Extracted data entries
::::::::::
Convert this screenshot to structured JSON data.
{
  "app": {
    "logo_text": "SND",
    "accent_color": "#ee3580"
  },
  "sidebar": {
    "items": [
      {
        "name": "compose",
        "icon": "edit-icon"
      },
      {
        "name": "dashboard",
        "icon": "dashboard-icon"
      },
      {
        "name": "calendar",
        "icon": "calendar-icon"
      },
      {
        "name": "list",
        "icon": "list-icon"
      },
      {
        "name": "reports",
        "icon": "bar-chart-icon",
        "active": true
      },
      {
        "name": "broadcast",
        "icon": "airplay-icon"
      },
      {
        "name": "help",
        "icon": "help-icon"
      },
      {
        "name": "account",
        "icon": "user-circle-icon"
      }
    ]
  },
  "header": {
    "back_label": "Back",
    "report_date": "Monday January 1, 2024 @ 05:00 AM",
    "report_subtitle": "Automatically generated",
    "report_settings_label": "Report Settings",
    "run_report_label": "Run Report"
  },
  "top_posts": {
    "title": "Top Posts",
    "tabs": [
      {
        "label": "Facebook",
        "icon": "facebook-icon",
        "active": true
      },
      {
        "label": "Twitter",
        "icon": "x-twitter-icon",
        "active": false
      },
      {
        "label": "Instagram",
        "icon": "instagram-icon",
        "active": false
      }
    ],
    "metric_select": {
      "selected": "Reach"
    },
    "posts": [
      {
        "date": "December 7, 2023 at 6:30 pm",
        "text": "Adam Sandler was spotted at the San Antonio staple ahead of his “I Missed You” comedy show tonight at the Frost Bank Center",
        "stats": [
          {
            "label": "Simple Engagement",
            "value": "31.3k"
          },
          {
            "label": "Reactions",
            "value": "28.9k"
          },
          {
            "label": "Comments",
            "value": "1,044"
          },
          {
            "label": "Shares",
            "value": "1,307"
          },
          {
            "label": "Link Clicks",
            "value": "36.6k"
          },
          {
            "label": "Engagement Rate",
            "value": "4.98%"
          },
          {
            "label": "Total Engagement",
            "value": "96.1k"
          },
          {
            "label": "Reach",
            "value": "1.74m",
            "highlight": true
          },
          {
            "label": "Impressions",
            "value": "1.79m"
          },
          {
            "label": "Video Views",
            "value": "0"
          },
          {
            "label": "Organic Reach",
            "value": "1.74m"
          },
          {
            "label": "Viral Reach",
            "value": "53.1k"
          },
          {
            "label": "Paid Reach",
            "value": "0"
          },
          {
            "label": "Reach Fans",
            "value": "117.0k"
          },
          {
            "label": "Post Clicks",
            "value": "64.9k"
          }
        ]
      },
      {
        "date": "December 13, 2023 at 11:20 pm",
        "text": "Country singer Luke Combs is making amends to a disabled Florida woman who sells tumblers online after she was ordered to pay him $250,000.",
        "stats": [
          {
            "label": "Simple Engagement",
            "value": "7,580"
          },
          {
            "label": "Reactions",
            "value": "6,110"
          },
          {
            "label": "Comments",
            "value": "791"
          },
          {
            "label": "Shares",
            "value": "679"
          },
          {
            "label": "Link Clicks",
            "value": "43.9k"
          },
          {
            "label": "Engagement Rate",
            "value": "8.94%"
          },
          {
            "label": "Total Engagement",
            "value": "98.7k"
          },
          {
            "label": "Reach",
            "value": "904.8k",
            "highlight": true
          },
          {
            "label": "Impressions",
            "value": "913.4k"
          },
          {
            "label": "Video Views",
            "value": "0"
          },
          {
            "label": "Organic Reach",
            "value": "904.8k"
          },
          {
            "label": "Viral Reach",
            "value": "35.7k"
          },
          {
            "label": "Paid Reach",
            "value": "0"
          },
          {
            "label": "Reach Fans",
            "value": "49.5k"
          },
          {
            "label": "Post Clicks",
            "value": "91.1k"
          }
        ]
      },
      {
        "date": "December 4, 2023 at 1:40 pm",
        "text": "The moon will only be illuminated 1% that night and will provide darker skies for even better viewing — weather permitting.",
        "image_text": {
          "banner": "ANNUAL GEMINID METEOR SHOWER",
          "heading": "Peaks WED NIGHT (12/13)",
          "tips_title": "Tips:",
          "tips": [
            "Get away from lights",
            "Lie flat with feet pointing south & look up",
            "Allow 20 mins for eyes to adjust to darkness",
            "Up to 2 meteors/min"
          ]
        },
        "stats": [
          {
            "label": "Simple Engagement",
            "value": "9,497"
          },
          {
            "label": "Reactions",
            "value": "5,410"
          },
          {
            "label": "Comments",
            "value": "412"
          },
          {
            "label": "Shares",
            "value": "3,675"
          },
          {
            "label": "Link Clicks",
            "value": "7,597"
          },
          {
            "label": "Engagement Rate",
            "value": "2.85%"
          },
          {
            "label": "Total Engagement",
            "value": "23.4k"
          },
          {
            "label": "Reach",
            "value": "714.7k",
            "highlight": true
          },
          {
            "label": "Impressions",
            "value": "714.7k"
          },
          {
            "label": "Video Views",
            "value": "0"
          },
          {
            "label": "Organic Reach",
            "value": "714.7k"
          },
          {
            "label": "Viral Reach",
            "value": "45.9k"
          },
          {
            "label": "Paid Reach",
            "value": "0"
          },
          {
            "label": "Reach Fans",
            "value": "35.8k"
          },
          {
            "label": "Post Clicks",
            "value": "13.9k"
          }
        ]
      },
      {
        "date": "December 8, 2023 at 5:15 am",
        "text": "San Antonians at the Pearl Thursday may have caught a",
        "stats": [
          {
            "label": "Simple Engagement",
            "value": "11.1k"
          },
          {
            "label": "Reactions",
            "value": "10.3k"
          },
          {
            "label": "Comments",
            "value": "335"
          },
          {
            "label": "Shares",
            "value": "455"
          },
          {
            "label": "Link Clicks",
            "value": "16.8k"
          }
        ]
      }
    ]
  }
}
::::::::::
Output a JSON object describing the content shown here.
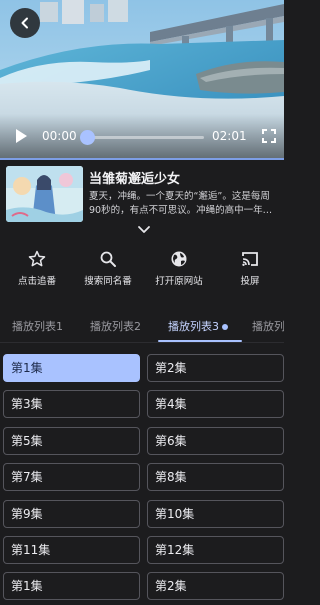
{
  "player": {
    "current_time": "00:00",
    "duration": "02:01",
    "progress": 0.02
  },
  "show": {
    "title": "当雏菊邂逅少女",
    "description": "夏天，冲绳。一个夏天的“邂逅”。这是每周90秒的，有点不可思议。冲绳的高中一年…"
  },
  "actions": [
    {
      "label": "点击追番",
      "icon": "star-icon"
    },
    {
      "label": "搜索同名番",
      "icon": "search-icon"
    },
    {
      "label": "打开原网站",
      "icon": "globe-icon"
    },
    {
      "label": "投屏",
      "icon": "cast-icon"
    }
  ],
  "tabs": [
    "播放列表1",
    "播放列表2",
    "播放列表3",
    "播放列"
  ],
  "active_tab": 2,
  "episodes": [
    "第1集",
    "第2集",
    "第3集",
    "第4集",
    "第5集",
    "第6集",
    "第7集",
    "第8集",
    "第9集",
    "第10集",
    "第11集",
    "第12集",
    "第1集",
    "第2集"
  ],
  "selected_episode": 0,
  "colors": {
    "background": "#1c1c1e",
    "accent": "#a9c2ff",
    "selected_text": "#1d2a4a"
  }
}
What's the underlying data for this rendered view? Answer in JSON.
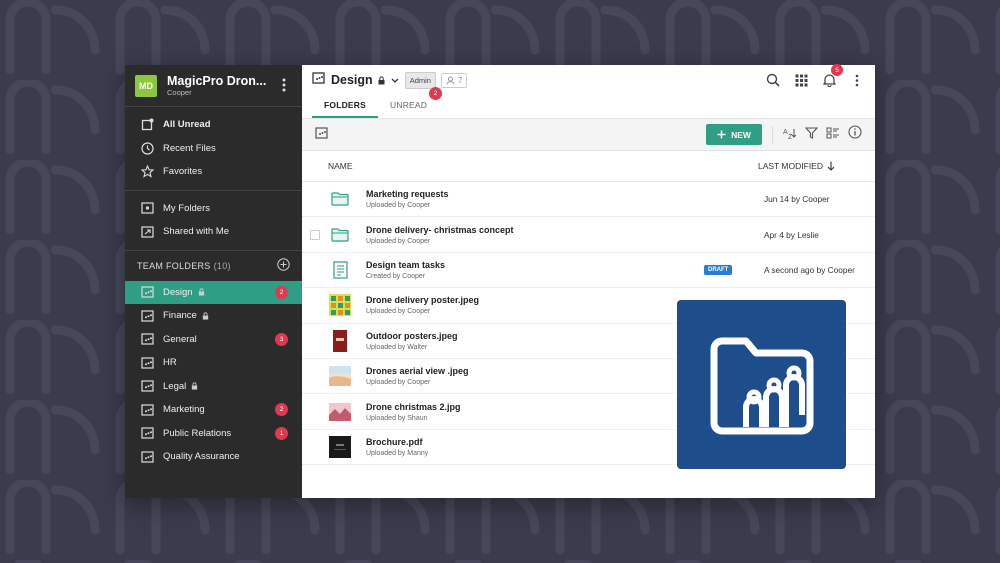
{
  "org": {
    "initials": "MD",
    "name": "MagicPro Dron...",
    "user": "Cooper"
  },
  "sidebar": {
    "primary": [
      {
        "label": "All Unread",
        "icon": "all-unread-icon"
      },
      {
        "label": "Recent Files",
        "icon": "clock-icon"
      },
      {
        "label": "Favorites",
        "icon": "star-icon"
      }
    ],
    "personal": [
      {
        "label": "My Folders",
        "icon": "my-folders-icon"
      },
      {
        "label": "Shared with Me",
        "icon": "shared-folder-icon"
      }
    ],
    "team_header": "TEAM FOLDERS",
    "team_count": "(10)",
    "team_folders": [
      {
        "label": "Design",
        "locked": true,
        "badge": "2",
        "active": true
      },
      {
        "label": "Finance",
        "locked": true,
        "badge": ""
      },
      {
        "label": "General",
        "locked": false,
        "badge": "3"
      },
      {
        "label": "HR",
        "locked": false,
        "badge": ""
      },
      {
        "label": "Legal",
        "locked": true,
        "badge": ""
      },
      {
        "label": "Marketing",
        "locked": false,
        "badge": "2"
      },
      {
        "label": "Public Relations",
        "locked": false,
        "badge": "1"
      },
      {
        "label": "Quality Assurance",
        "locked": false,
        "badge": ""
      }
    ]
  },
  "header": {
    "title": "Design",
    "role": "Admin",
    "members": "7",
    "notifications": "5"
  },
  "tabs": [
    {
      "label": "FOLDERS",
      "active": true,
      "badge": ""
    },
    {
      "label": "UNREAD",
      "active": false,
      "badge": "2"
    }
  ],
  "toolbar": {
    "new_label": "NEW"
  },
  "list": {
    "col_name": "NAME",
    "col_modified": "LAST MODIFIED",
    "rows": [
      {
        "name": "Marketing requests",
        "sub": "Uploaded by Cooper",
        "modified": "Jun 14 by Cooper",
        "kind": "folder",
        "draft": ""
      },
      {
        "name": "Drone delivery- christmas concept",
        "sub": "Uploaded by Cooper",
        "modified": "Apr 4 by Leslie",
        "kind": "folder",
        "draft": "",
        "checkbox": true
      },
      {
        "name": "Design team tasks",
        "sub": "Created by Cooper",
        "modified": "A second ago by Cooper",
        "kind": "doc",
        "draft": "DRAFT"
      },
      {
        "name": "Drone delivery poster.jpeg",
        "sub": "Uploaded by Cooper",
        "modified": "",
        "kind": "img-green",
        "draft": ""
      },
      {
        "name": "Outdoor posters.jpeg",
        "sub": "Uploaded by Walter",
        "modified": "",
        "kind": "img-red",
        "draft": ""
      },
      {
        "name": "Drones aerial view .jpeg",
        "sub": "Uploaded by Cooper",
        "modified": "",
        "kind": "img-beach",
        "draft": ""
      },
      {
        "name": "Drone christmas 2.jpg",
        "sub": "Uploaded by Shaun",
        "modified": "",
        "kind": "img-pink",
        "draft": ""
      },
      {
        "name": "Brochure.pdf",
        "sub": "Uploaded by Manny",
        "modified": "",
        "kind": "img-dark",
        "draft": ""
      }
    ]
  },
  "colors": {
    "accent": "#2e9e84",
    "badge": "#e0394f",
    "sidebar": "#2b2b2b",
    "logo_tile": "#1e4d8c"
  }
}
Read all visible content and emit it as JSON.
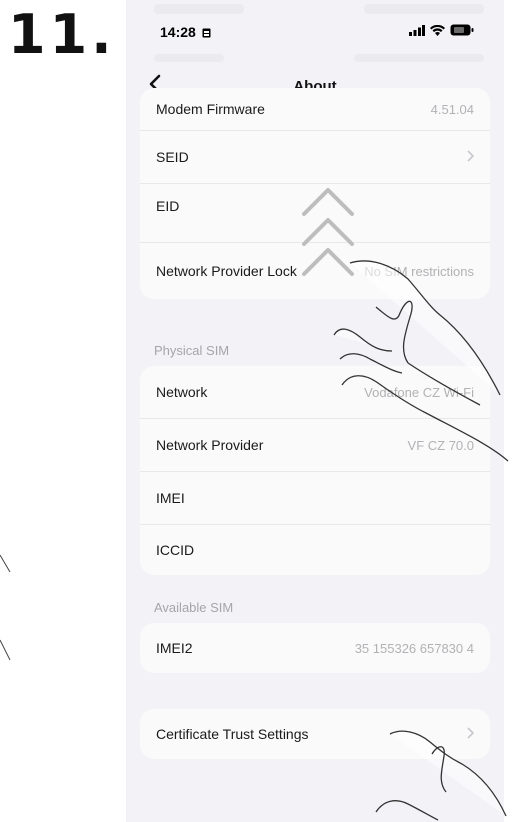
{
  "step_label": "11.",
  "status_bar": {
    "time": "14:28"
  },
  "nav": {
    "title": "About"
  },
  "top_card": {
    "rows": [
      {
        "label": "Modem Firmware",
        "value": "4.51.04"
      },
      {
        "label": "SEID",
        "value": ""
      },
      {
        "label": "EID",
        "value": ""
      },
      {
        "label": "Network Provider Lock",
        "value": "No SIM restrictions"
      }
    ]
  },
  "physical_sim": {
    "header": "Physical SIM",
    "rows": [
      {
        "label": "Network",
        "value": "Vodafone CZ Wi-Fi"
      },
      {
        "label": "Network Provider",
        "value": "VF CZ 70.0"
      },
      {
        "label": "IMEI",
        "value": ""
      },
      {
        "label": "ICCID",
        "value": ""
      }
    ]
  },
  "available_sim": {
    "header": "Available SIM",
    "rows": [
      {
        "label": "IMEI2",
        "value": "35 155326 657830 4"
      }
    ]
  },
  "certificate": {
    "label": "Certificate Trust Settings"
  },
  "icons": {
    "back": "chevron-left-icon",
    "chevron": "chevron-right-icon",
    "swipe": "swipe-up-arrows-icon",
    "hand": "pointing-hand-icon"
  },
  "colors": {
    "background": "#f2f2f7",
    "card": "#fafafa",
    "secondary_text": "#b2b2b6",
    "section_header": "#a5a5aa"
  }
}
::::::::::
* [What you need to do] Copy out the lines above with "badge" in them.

* [Solution for this exercise]
        "badge": "2",
        "badge": ""
        "badge": "3"
        "badge": ""
        "badge": ""
        "badge": "2"
        "badge": "1"
        "badge": ""
      "badge": ""
      "badge": "2"
    "badge": "#e0394f",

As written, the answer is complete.